The work-life balance of staff in schools was a high priority for school managers, staff, the local authority and trade unions.  It was an area that needed to be monitored and managed, with individual schools being supported in finding strategies that worked for them.  The Reading Pledge had been consulted on with Headteachers, the authority and trade unions to demonstrate a commitment to finding and maintaining a fairer work and life balance for all staff.  It provided flexibility for schools to find what worked best for their staff and their school ethos.  The aim of the Pledge was to achieve a consensus of staff who felt valued and supported and who felt they had control over managing their workload.  This would help support the wellbeing of staff and would contribute to the recruitment and retention of staff.  The Pledge provided a set of core principles that all parties had committed to and these were set out in the report.

The report set out a number of initiatives that provided examples of current practice that were in place and that had been gathered from Headteachers in the Borough across both primary and secondary schools.  Such strategies had been offered as examples that might be adopted and adapted to fit the ethos of individual schools to support a Fair Workload culture for staff and to promote a positive work-life balance.  This was not intended to be an exhaustive list and schools would continue to adapt and were free to identify approaches that worked for them.

The Committee discussed the report and requested that an update report detailing how the Reading Pledge was working be submitted to the meeting on 8 April 2020.

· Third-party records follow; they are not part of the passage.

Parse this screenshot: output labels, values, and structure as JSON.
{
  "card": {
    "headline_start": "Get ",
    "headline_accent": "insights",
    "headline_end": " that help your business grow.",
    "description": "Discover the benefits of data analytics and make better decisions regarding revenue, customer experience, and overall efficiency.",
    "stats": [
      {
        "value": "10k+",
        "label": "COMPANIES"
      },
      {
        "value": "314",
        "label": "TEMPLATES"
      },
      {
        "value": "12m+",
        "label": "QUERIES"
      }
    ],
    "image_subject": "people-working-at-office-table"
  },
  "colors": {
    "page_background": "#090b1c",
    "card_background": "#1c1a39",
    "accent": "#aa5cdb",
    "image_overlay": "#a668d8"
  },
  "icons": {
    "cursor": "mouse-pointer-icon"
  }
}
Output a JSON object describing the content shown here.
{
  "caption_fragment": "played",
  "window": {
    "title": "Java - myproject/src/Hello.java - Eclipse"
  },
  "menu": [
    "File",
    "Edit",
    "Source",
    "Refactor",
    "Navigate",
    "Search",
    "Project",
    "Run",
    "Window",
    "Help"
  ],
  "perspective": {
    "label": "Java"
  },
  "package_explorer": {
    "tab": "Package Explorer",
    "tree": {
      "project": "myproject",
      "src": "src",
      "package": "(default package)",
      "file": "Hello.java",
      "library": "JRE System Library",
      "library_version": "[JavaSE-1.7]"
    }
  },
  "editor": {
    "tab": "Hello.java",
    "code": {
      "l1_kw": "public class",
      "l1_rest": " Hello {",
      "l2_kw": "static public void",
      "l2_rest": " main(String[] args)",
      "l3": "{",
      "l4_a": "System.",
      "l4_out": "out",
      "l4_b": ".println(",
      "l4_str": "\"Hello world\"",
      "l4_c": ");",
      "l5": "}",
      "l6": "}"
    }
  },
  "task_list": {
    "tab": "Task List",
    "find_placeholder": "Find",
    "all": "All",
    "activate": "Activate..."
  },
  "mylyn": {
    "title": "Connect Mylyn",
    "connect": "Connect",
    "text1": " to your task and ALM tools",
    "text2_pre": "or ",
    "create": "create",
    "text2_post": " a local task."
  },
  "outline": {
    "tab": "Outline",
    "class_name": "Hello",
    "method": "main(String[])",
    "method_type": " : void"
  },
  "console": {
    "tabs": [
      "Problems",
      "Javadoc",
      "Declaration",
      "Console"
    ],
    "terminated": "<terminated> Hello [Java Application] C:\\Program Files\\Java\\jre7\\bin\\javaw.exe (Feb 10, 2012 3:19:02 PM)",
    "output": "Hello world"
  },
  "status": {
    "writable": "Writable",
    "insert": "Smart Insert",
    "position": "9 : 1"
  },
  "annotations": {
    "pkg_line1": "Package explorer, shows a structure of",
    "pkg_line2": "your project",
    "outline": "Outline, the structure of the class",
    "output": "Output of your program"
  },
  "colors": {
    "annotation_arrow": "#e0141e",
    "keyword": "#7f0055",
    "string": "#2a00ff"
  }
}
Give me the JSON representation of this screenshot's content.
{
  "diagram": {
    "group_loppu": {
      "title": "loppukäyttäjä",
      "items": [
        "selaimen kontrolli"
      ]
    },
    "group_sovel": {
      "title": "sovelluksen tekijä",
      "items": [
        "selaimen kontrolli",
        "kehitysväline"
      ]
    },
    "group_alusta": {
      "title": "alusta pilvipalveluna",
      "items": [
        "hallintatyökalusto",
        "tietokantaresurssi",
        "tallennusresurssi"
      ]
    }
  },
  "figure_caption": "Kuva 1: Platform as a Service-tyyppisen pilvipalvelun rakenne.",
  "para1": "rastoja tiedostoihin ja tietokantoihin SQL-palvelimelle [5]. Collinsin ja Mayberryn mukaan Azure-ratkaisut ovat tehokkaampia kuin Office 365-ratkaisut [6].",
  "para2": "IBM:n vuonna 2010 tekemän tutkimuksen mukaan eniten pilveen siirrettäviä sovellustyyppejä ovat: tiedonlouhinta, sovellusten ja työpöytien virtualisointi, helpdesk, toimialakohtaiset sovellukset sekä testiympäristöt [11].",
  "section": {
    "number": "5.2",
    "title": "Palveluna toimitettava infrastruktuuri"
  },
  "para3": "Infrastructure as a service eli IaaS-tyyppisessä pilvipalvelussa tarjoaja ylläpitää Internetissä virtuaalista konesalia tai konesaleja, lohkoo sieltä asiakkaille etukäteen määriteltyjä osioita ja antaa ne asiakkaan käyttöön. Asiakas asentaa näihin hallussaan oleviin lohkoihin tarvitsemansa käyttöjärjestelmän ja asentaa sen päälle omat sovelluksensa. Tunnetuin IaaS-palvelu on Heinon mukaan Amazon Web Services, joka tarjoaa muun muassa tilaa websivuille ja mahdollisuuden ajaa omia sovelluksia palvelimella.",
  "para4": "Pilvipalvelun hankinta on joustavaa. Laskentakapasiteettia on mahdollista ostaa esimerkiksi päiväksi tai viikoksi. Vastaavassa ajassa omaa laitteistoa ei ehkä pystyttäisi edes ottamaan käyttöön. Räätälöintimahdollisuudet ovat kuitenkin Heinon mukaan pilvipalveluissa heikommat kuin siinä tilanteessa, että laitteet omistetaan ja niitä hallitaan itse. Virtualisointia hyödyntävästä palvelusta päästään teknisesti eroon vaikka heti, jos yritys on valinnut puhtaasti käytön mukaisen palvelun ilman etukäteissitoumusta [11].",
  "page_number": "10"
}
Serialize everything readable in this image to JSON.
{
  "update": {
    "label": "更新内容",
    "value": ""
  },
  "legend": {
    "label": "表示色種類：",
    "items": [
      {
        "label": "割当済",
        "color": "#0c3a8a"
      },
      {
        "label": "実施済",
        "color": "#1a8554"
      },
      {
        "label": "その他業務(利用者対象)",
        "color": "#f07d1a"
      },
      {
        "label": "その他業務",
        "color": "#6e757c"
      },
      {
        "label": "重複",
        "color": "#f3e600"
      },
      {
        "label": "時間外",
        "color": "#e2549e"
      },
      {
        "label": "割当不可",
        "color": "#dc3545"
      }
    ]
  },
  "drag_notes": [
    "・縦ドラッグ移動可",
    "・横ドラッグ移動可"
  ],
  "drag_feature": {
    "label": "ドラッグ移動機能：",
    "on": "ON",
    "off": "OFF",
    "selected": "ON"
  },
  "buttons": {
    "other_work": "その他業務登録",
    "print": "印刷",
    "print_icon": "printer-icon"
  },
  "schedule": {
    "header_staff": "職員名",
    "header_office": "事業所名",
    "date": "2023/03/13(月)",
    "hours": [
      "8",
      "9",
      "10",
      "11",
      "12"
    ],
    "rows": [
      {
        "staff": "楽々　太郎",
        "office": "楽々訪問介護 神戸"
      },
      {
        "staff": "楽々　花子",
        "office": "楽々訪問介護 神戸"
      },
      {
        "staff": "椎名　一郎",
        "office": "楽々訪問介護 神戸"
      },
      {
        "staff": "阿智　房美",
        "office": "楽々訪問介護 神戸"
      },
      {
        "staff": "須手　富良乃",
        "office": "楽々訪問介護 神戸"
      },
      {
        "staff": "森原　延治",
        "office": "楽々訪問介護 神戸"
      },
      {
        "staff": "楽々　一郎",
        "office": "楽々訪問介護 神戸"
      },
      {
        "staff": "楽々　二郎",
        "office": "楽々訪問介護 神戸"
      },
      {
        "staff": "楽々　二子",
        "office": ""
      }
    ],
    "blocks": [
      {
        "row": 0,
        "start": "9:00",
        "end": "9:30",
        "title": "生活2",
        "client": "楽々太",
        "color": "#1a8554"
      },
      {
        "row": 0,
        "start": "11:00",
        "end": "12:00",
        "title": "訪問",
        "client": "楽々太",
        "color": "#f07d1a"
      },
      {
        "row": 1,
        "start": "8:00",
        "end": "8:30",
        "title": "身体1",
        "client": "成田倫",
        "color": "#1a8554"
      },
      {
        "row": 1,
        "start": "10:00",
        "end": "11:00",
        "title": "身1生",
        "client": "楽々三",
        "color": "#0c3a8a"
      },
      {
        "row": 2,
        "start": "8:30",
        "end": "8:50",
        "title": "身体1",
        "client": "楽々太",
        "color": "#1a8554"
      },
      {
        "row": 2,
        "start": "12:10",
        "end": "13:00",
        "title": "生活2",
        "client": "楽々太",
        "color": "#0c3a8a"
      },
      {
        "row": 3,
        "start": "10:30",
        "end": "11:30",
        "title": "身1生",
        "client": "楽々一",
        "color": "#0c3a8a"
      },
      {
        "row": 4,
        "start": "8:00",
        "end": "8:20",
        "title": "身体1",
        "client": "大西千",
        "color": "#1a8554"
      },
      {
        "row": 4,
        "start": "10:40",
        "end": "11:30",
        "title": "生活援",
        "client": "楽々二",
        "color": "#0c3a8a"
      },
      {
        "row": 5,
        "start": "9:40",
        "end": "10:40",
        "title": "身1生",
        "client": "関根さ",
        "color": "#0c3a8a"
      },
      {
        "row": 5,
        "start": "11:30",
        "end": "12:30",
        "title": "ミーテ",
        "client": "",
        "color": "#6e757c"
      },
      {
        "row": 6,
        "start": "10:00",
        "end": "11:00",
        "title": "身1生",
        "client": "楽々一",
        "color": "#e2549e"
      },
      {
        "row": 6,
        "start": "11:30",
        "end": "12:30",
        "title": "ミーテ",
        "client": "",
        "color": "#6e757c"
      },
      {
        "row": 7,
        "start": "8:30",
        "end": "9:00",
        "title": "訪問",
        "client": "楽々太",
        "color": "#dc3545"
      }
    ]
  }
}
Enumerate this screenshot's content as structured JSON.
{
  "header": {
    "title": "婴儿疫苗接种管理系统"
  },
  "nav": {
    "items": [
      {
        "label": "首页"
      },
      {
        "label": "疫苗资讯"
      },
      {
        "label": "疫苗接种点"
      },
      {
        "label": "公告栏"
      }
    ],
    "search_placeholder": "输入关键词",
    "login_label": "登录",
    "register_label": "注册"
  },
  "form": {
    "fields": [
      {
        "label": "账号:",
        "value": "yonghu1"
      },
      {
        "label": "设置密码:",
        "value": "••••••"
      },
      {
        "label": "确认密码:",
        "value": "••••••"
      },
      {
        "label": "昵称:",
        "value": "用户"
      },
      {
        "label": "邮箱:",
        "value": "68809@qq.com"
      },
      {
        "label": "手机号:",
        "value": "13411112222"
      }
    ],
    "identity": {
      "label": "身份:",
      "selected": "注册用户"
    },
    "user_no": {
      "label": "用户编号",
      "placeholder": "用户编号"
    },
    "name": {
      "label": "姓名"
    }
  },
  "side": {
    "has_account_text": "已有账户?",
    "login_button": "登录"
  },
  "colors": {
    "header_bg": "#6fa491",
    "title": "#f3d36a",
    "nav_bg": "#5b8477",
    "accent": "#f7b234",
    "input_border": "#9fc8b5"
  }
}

At the invitation of the Chair Alison McNamara, Teacher, Panel Secretary: Education and Community Unions, addressed the Committee.

Resolved –

(1)     That the Fair Workload Commitment for Schools be approved;

(2)     That an update report be submitted to the meeting on 8 April 2020.

43.

SEND Strategy pdf icon PDF 183 KB

Officers from Brighter Futures for Children to provide the Committee with a verbal update on the SEND Strategy.

Minutes:

Further to minute 16 of the meeting held on 4 October 2018, the Director of Children’s Services, Brighter Futures for Children, submitted a copy of the Council’s Special Educational Needs and Disability (SEND) Strategy 2017 to 2022 and Sonia Aluk, Service Manager, SEND and CYPD, Brighter Futures for Children provided the Committee with a verbal update on the Strategy.

Sonia informed the Committee that the SEND Strategy delivery strands had been reviewed in light of progress to date and the Strategy had been developed accordingly.  She then gave a detailed update on each of the five strands.

In respect of increasing capacity for SEND students Councillor Pearce reported that Blessed Hugh Faringdon would be increasing the size of its unit for autistic students next year, two primary school units would be established and would provide an outreach service for other schools, the authority had been successful in a bid to build a new SEN School which it was planned would be opened in 2022 and the Avenue School was also expanding and would be offering a new SEN class.

Resolved –    That the position be noted.